| WHAT NEEDS TO BE DONE |
Your answer needs to include each line of the records in which the string "account" can be found.

Records contained in a dataset:
*-*-*

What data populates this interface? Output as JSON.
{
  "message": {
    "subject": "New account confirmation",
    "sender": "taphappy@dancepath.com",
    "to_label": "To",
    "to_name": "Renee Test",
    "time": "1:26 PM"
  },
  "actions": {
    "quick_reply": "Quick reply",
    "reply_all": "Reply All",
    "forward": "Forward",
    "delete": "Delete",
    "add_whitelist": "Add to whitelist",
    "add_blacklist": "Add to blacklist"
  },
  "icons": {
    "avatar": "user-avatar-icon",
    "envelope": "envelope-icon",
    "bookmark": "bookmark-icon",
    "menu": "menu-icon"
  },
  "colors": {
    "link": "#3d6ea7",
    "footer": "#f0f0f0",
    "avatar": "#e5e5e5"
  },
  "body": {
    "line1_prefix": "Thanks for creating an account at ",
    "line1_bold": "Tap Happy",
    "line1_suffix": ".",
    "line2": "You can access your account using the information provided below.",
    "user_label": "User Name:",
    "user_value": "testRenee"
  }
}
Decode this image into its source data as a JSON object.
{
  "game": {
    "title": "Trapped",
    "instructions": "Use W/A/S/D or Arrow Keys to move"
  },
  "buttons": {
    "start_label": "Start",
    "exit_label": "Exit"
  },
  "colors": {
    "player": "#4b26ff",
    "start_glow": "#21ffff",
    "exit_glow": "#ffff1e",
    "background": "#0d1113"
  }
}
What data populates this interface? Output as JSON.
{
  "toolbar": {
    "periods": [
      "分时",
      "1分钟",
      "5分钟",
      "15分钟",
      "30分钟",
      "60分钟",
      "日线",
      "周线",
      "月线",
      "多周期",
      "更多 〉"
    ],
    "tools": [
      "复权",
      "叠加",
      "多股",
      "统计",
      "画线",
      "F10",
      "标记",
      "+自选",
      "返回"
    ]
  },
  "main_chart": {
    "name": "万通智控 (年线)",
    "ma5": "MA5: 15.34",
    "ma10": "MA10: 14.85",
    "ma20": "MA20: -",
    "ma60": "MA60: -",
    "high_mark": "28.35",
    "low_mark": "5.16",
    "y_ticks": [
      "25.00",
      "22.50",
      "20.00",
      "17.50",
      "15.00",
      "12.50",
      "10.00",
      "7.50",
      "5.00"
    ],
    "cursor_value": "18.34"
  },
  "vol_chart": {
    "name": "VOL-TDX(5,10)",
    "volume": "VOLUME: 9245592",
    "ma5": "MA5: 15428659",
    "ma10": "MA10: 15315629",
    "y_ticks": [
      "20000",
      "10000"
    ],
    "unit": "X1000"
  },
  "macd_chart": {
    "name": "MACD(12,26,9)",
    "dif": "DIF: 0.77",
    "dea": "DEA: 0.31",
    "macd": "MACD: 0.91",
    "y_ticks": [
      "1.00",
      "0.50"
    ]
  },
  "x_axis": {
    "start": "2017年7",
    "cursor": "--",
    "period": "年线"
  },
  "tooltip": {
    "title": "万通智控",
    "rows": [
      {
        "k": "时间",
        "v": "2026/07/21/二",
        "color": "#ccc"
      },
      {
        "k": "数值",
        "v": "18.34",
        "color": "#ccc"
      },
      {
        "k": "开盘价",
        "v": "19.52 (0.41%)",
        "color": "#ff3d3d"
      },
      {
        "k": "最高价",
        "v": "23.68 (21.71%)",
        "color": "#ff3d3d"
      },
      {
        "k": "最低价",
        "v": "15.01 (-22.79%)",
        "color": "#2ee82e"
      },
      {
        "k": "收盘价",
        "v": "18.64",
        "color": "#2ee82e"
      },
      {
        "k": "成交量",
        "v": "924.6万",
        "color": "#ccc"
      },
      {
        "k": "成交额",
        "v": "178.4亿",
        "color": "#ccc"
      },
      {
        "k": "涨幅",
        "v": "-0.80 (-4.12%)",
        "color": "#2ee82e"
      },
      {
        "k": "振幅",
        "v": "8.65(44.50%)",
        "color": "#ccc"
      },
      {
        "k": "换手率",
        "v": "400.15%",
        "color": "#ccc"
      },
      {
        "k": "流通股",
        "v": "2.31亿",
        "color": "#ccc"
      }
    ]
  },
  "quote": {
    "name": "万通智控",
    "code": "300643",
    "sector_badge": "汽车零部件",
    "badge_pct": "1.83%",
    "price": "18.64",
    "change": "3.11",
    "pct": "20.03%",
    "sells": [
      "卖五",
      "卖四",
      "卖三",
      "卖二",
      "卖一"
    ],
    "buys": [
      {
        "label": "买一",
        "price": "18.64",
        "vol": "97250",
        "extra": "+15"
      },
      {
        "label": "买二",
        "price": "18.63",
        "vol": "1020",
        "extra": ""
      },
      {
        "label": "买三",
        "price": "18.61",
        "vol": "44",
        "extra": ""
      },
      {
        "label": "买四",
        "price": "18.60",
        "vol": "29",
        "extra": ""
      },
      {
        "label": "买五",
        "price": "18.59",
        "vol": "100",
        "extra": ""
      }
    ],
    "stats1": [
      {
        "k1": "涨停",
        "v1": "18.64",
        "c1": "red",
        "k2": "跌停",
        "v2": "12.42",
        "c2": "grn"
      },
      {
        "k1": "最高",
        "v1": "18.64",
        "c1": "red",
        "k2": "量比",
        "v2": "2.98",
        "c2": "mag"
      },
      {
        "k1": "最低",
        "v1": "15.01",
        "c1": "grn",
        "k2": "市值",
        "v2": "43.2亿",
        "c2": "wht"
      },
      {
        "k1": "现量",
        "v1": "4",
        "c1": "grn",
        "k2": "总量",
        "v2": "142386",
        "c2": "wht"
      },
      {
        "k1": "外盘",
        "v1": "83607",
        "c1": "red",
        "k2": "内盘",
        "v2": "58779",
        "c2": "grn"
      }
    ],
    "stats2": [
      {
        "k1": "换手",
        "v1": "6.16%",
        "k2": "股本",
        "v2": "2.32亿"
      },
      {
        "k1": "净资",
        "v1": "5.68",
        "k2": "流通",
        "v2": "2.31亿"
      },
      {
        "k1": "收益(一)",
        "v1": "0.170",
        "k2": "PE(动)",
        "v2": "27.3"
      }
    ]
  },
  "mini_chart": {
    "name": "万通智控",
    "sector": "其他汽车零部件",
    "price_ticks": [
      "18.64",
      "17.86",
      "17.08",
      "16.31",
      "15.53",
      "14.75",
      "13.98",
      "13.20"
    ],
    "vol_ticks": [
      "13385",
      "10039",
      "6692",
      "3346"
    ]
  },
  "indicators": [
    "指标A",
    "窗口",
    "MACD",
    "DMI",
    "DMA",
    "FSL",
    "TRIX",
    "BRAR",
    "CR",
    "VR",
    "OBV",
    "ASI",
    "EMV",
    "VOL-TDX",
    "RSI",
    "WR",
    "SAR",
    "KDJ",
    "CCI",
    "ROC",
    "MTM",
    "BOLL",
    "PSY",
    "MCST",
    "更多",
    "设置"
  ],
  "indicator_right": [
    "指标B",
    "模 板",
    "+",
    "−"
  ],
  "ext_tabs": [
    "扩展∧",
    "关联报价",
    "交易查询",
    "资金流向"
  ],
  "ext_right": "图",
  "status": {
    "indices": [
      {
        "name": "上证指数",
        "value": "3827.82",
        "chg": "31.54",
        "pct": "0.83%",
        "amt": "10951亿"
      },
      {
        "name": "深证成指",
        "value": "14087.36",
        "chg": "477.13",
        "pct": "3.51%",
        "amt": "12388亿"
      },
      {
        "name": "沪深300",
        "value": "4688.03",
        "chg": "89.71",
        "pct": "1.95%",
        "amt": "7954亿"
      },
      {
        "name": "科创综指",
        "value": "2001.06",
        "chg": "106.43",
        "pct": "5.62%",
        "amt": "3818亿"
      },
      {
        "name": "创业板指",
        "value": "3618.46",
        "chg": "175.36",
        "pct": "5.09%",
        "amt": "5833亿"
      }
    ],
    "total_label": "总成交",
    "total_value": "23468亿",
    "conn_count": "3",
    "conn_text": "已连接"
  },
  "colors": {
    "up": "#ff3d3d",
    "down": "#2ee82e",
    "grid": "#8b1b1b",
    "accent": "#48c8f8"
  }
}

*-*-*

| ANSWER FOR THIS EXERCISE |
    "subject": "New account confirmation",
    "line1_prefix": "Thanks for creating an account at ",
    "line2": "You can access your account using the information provided below.",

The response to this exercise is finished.